The premise that exit wounds are larger than entrance wounds is a generality only. A man was found in early decomposition on his bed with a rifle next to his body. A gaping stellate wound on the right side of the forehead extended posteriorly to the right parietal region (Fig.1). A smaller stellate wound was on the occipitoparietal region (Fig.2).
Examination of the right forehead wound disclosed central blackening of the wound edges, consistent with a contact wound. Examination of the calvarium disclosed external beveling of the edges of the skull wound deep to the occipitoparietal scalp wound, confirming that the posterior, smaller wound was the exit. Skull wounds may be comminuted and, as such, require reapproximation of the bony fragments to allow confirmation of the nature of the beveling.
In a contact shot fired anywhere on the head, the gases from the firing discharge can enter into the skull. This results in an acute build-up of intracranial pressure with the rigid cranium attempting to accommodate it by expansion. Gases under pressure accumulate inside the cranium and in the process of attempting to release this build-up of pressure, fractures will arise with outward expansion with outwards pushing of the fracture fragments and consent tears (lacerations) through the skin of the face as these sharp and tough bony fragments are pushed outwards.
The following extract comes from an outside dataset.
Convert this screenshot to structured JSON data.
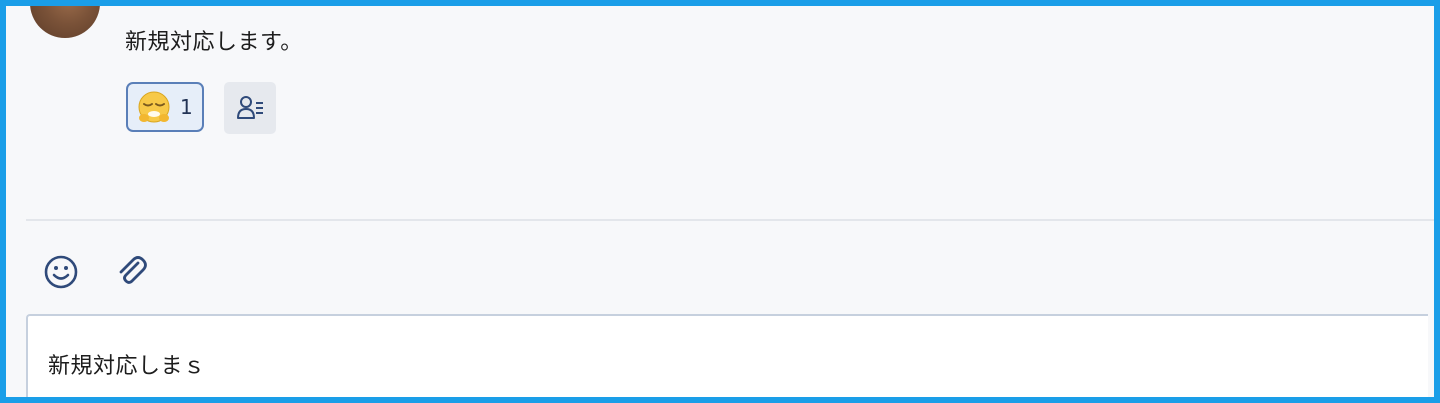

This is seen especially on the face and this produces facial distortion effects.